### What to work on
If an entry holds a picture, leave the picture out and copy the rest of the listing exactly.
● ● ● ● ● ● ●
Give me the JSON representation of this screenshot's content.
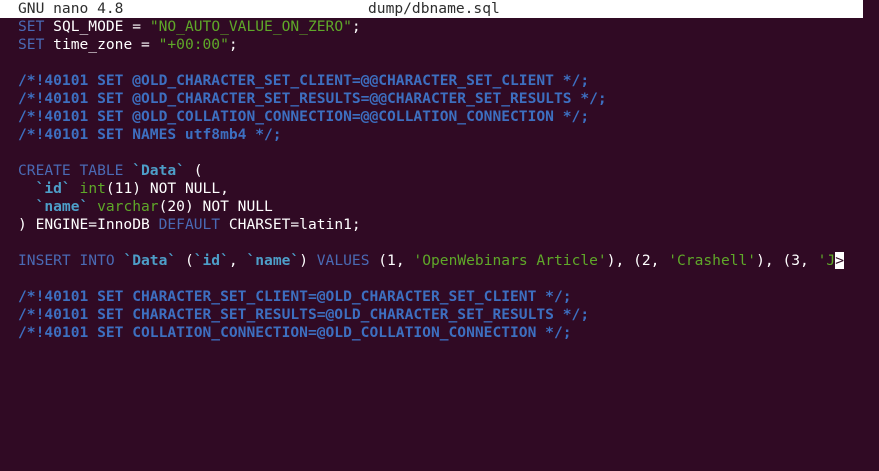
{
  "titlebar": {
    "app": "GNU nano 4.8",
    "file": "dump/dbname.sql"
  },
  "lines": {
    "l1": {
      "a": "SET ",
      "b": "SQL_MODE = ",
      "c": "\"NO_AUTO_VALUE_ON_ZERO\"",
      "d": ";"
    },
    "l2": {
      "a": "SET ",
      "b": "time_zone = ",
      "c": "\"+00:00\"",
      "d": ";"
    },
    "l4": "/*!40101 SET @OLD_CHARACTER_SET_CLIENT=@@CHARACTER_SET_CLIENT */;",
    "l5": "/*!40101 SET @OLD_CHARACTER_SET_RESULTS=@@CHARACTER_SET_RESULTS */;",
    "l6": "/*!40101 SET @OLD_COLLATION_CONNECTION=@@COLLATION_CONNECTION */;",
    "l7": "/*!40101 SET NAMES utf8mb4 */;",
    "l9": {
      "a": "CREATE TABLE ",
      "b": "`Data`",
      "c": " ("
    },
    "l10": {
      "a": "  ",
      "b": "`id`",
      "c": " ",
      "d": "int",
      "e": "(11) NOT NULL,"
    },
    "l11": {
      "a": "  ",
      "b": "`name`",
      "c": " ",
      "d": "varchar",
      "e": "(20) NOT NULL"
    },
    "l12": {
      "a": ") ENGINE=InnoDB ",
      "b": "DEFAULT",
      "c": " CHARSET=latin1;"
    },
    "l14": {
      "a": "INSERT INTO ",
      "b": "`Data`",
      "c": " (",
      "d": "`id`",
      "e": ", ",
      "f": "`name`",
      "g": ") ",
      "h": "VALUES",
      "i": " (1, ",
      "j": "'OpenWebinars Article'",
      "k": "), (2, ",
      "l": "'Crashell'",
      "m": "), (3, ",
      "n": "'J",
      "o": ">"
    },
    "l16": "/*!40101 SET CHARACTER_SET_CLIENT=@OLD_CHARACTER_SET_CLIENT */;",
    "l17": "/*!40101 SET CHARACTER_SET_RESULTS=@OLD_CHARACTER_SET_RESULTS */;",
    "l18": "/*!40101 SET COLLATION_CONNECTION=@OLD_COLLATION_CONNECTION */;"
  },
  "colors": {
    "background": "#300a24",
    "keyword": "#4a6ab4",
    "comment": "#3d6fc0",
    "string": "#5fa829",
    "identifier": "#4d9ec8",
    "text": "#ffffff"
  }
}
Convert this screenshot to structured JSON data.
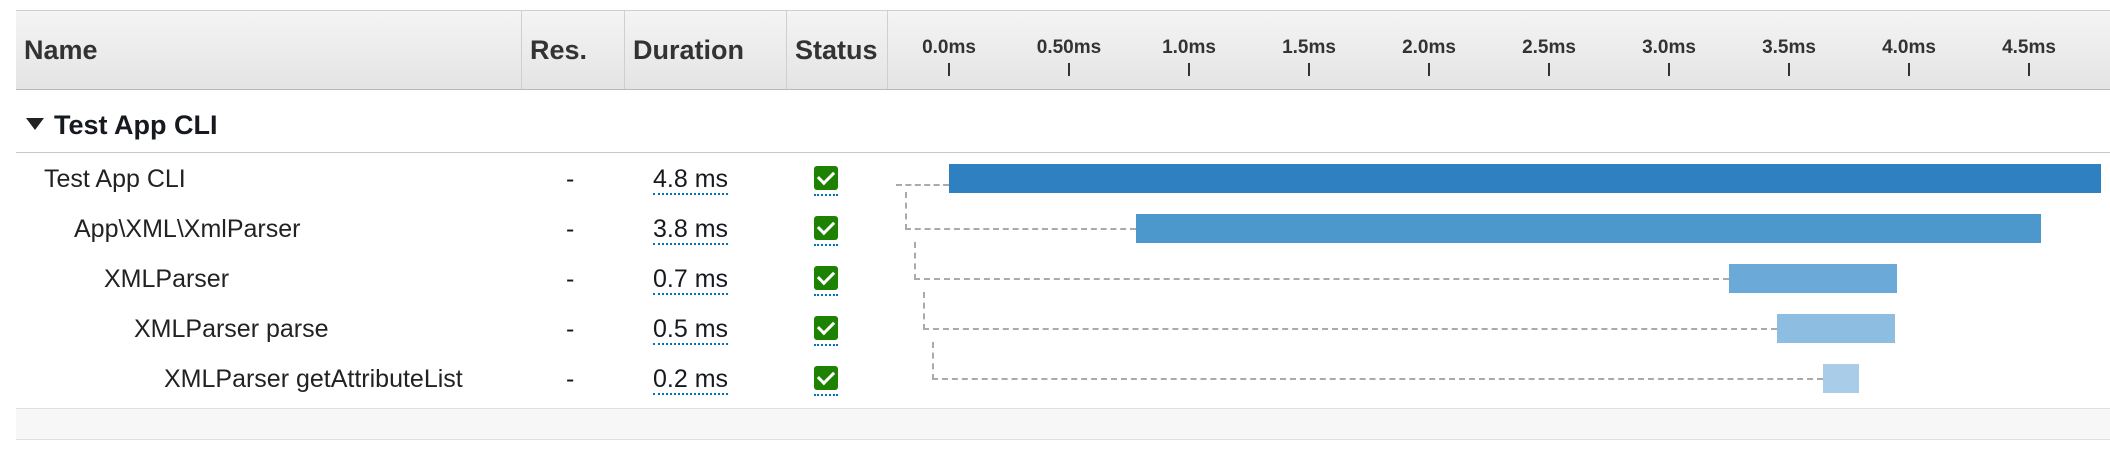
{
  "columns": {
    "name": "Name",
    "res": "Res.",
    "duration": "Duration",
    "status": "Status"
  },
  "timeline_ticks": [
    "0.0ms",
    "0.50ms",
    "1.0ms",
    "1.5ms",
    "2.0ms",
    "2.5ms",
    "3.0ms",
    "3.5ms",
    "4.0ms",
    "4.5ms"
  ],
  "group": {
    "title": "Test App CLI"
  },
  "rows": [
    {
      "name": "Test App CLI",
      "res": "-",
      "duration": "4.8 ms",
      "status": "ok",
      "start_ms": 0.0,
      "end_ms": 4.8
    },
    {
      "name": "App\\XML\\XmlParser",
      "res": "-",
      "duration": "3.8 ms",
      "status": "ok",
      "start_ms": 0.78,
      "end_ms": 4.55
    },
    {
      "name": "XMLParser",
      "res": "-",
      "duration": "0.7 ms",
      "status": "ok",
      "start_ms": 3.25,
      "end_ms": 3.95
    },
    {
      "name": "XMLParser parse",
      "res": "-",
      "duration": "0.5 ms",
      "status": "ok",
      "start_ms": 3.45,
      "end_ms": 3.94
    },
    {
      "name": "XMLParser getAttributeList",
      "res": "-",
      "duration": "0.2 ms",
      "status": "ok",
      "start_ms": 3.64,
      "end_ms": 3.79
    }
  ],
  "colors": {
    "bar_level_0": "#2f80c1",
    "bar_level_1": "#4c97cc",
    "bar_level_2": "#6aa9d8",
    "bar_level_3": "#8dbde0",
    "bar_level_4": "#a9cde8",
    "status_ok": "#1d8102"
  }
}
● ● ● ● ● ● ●
### Solution for this problem
Give me the JSON representation of this screenshot's content.
{
  "titlebar": {
    "app": "GNU nano 4.8",
    "file": "dump/dbname.sql"
  },
  "lines": {
    "l1": {
      "a": "SET ",
      "b": "SQL_MODE = ",
      "c": "\"NO_AUTO_VALUE_ON_ZERO\"",
      "d": ";"
    },
    "l2": {
      "a": "SET ",
      "b": "time_zone = ",
      "c": "\"+00:00\"",
      "d": ";"
    },
    "l4": "/*!40101 SET @OLD_CHARACTER_SET_CLIENT=@@CHARACTER_SET_CLIENT */;",
    "l5": "/*!40101 SET @OLD_CHARACTER_SET_RESULTS=@@CHARACTER_SET_RESULTS */;",
    "l6": "/*!40101 SET @OLD_COLLATION_CONNECTION=@@COLLATION_CONNECTION */;",
    "l7": "/*!40101 SET NAMES utf8mb4 */;",
    "l9": {
      "a": "CREATE TABLE ",
      "b": "`Data`",
      "c": " ("
    },
    "l10": {
      "a": "  ",
      "b": "`id`",
      "c": " ",
      "d": "int",
      "e": "(11) NOT NULL,"
    },
    "l11": {
      "a": "  ",
      "b": "`name`",
      "c": " ",
      "d": "varchar",
      "e": "(20) NOT NULL"
    },
    "l12": {
      "a": ") ENGINE=InnoDB ",
      "b": "DEFAULT",
      "c": " CHARSET=latin1;"
    },
    "l14": {
      "a": "INSERT INTO ",
      "b": "`Data`",
      "c": " (",
      "d": "`id`",
      "e": ", ",
      "f": "`name`",
      "g": ") ",
      "h": "VALUES",
      "i": " (1, ",
      "j": "'OpenWebinars Article'",
      "k": "), (2, ",
      "l": "'Crashell'",
      "m": "), (3, ",
      "n": "'J",
      "o": ">"
    },
    "l16": "/*!40101 SET CHARACTER_SET_CLIENT=@OLD_CHARACTER_SET_CLIENT */;",
    "l17": "/*!40101 SET CHARACTER_SET_RESULTS=@OLD_CHARACTER_SET_RESULTS */;",
    "l18": "/*!40101 SET COLLATION_CONNECTION=@OLD_COLLATION_CONNECTION */;"
  },
  "colors": {
    "background": "#300a24",
    "keyword": "#4a6ab4",
    "comment": "#3d6fc0",
    "string": "#5fa829",
    "identifier": "#4d9ec8",
    "text": "#ffffff"
  }
}
Convert this screenshot to structured JSON data.
{
  "columns": {
    "name": "Name",
    "res": "Res.",
    "duration": "Duration",
    "status": "Status"
  },
  "timeline_ticks": [
    "0.0ms",
    "0.50ms",
    "1.0ms",
    "1.5ms",
    "2.0ms",
    "2.5ms",
    "3.0ms",
    "3.5ms",
    "4.0ms",
    "4.5ms"
  ],
  "group": {
    "title": "Test App CLI"
  },
  "rows": [
    {
      "name": "Test App CLI",
      "res": "-",
      "duration": "4.8 ms",
      "status": "ok",
      "start_ms": 0.0,
      "end_ms": 4.8
    },
    {
      "name": "App\\XML\\XmlParser",
      "res": "-",
      "duration": "3.8 ms",
      "status": "ok",
      "start_ms": 0.78,
      "end_ms": 4.55
    },
    {
      "name": "XMLParser",
      "res": "-",
      "duration": "0.7 ms",
      "status": "ok",
      "start_ms": 3.25,
      "end_ms": 3.95
    },
    {
      "name": "XMLParser parse",
      "res": "-",
      "duration": "0.5 ms",
      "status": "ok",
      "start_ms": 3.45,
      "end_ms": 3.94
    },
    {
      "name": "XMLParser getAttributeList",
      "res": "-",
      "duration": "0.2 ms",
      "status": "ok",
      "start_ms": 3.64,
      "end_ms": 3.79
    }
  ],
  "colors": {
    "bar_level_0": "#2f80c1",
    "bar_level_1": "#4c97cc",
    "bar_level_2": "#6aa9d8",
    "bar_level_3": "#8dbde0",
    "bar_level_4": "#a9cde8",
    "status_ok": "#1d8102"
  }
}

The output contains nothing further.